Water Testing

Many consumers want to test their well or municipal water for contaminants and impurities. Without having your water tested, it can be difficult to determine whether you actually need a water treatment system or what type of system would be best for you. Here are some factors to consider when testing your water and selecting a filtration product.

Finding a Laboratory

There are many laboratories that offer private well testing and many states that have water testing laboratories available. For a list of well testing laboratories, visit the Water Systems Council website. If you choose to search online, you may want to use the keywords “accredited” and “water” to find a water testing laboratory near you. Accredited laboratories have been independently evaluated as technically competent to provide accurate test data. Additionally, these accredited laboratories are not typically associated with any industry or manufacturer.

Collection of Water Samples

Once you locate a laboratory, follow the instructions on collecting the sample properly to obtain the most accurate results. For example, if you are collecting a water sample for lead or copper testing, the recommendation is to let the water sit overnight and take a “first draw” water sample – meaning fill the sample bottle from the kitchen tap prior to running any water for the day. A second example would be for a coliform bacteria sample. To collect this type of sample, remove any screen from the water faucet. There is typically a recommendation to run the water prior to filling the sample bottle. These samples need to be kept cold so you should take the sample directly to the post office or keep it in the refrigerator until it can be mailed in or dropped off. Remember to closely follow the instructions for each test you choose to have analyzed.

Water Testing and Results

It can be challenging to determine what type of testing to do on your well or municipal water and the costs can add up. It may be helpful to visit your local health department’s environmental health division to ask for information on what has been typically found in groundwater in your area. Some typical testing1 may include:

  • Coliform bacteria
  • E. coli
  • Nitrate/nitrite
  • Arsenic
  • Hardness
  • Volatile organic chemicals
  • Metals
  • Lead/copper
  • Inorganic chemicals

Some homeowners may be concerned about radon, radium 226/228 or gross alpha radiological contaminants. While NSF International is accredited for this water testing, we only have the capacity for public community water systems and testing as part of certification for a product. You may search online for “accredited radiological water testing labs” to find one near you or one that accepts mail-order radiological water testing.

For more information on contaminants and impurities, visit our consumer Web page, Contaminant Reduction Claims Guide. This will assist you in learning the U.S. EPA levels for each contaminant found in your water and also what type of treatment system can reduce the contaminant or impurity in the drinking water.

Water Filters and Treatment Systems

In the last decade, interest in home drinking water treatment products has grown tremendously. Unfortunately, it isn't always easy to know whether a particular product is as safe and effective as the manufacturer claims at reducing various contaminants in your drinking water.
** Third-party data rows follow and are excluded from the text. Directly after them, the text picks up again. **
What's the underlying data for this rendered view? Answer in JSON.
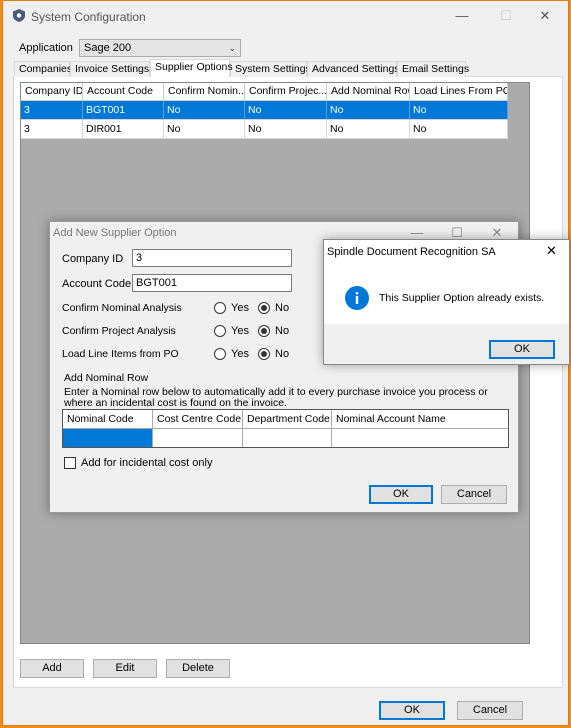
{
  "window": {
    "title": "System Configuration",
    "minimize": "—",
    "maximize": "☐",
    "close": "✕"
  },
  "application": {
    "label": "Application",
    "value": "Sage 200"
  },
  "tabs": [
    "Companies",
    "Invoice Settings",
    "Supplier Options",
    "System Settings",
    "Advanced Settings",
    "Email Settings"
  ],
  "grid": {
    "columns": [
      "Company ID",
      "Account Code",
      "Confirm Nomin...",
      "Confirm Projec...",
      "Add Nominal Row",
      "Load Lines From PO"
    ],
    "rows": [
      [
        "3",
        "BGT001",
        "No",
        "No",
        "No",
        "No"
      ],
      [
        "3",
        "DIR001",
        "No",
        "No",
        "No",
        "No"
      ]
    ]
  },
  "actions": {
    "add": "Add",
    "edit": "Edit",
    "delete": "Delete"
  },
  "footer": {
    "ok": "OK",
    "cancel": "Cancel"
  },
  "dialog": {
    "title": "Add New Supplier Option",
    "company_id_label": "Company ID",
    "company_id": "3",
    "account_code_label": "Account Code",
    "account_code": "BGT001",
    "confirm_nominal_label": "Confirm Nominal Analysis",
    "confirm_project_label": "Confirm Project Analysis",
    "load_lines_label": "Load Line Items from PO",
    "yes": "Yes",
    "no": "No",
    "add_nominal_title": "Add Nominal Row",
    "add_nominal_desc1": "Enter a Nominal row below to automatically add it to every purchase invoice you process or",
    "add_nominal_desc2": "where an incidental cost is found on the invoice.",
    "nominal_columns": [
      "Nominal Code",
      "Cost Centre Code",
      "Department Code",
      "Nominal Account Name"
    ],
    "incidental_label": "Add for incidental cost only",
    "ok": "OK",
    "cancel": "Cancel"
  },
  "message": {
    "title": "Spindle Document Recognition SA",
    "text": "This Supplier Option already exists.",
    "ok": "OK",
    "close": "✕"
  },
  "colors": {
    "selection": "#0078d7",
    "window_border": "#f28c1a",
    "info_icon": "#0078d7"
  }
}
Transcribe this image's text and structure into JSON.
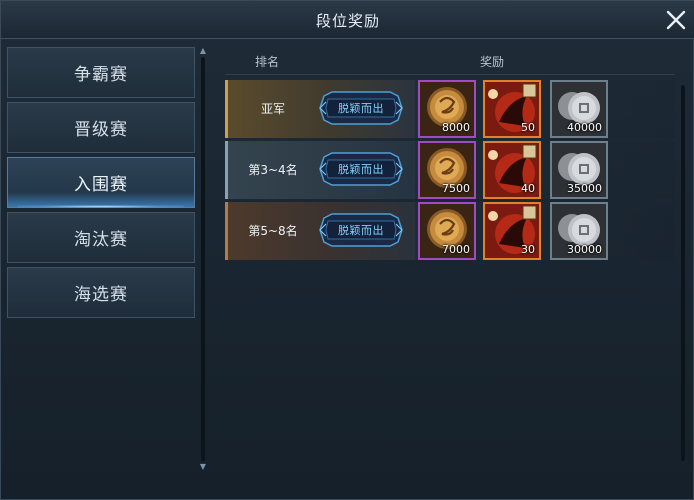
{
  "dialog": {
    "title": "段位奖励"
  },
  "tabs": [
    {
      "label": "争霸赛",
      "active": false
    },
    {
      "label": "晋级赛",
      "active": false
    },
    {
      "label": "入围赛",
      "active": true
    },
    {
      "label": "淘汰赛",
      "active": false
    },
    {
      "label": "海选赛",
      "active": false
    }
  ],
  "table": {
    "headers": {
      "rank": "排名",
      "reward": "奖励"
    },
    "rows": [
      {
        "rank": "亚军",
        "badge": "脱颖而出",
        "rewards": [
          {
            "icon": "gold-coin-icon",
            "qty": "8000"
          },
          {
            "icon": "warrior-token-icon",
            "qty": "50"
          },
          {
            "icon": "silver-coins-icon",
            "qty": "40000"
          }
        ]
      },
      {
        "rank": "第3~4名",
        "badge": "脱颖而出",
        "rewards": [
          {
            "icon": "gold-coin-icon",
            "qty": "7500"
          },
          {
            "icon": "warrior-token-icon",
            "qty": "40"
          },
          {
            "icon": "silver-coins-icon",
            "qty": "35000"
          }
        ]
      },
      {
        "rank": "第5~8名",
        "badge": "脱颖而出",
        "rewards": [
          {
            "icon": "gold-coin-icon",
            "qty": "7000"
          },
          {
            "icon": "warrior-token-icon",
            "qty": "30"
          },
          {
            "icon": "silver-coins-icon",
            "qty": "30000"
          }
        ]
      }
    ]
  },
  "colors": {
    "accent": "#3a78b0",
    "gold_border": "#c9a24e",
    "purple_quality": "#a04bc4",
    "orange_quality": "#e0822a",
    "badge_text": "#7fd2ff"
  }
}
Should you choose to add a water filter to your home, it is important to look for filters and treatment systems with the NSF mark. NSF International certified products are your key to making sure they meet strict standards for public health protection. For more information on choosing a home water filtration system, visit Selecting a Home Water Treatment System.

If you need assistance with finding an NSF certified water filter or treatment system, have questions about water testing or need more general consumer information, please contact us at +1 800.673.8010 or email info@nsf.org.